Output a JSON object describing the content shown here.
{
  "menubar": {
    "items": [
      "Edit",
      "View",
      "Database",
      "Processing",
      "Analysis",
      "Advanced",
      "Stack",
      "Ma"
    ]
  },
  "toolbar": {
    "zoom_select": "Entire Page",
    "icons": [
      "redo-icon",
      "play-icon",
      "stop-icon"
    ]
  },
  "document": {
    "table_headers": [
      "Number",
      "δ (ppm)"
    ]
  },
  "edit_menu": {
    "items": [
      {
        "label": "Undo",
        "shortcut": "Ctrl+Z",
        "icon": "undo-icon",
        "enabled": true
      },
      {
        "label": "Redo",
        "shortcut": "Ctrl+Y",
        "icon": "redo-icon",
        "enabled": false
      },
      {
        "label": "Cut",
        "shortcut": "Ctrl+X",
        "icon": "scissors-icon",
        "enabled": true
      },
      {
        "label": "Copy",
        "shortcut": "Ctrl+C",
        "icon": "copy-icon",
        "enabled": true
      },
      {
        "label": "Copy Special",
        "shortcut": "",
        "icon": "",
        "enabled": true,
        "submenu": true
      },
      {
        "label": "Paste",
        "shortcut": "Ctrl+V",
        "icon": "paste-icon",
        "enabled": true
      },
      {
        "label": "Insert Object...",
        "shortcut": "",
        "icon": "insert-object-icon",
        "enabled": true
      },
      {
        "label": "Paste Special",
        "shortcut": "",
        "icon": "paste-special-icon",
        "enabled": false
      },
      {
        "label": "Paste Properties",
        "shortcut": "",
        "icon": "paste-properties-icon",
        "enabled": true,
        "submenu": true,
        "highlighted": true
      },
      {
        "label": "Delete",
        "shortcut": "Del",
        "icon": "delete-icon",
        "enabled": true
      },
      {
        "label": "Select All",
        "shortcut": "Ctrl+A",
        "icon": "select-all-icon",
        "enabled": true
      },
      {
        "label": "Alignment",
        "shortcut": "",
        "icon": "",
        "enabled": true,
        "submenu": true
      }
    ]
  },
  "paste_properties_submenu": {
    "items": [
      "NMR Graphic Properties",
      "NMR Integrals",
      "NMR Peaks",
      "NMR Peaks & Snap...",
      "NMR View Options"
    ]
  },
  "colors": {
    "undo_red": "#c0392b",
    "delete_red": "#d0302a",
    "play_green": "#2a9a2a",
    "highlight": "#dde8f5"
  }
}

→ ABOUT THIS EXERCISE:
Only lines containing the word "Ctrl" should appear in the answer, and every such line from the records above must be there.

→ RESPONSE AREA:
        "shortcut": "Ctrl+Z",
        "shortcut": "Ctrl+Y",
        "shortcut": "Ctrl+X",
        "shortcut": "Ctrl+C",
        "shortcut": "Ctrl+V",
        "shortcut": "Ctrl+A",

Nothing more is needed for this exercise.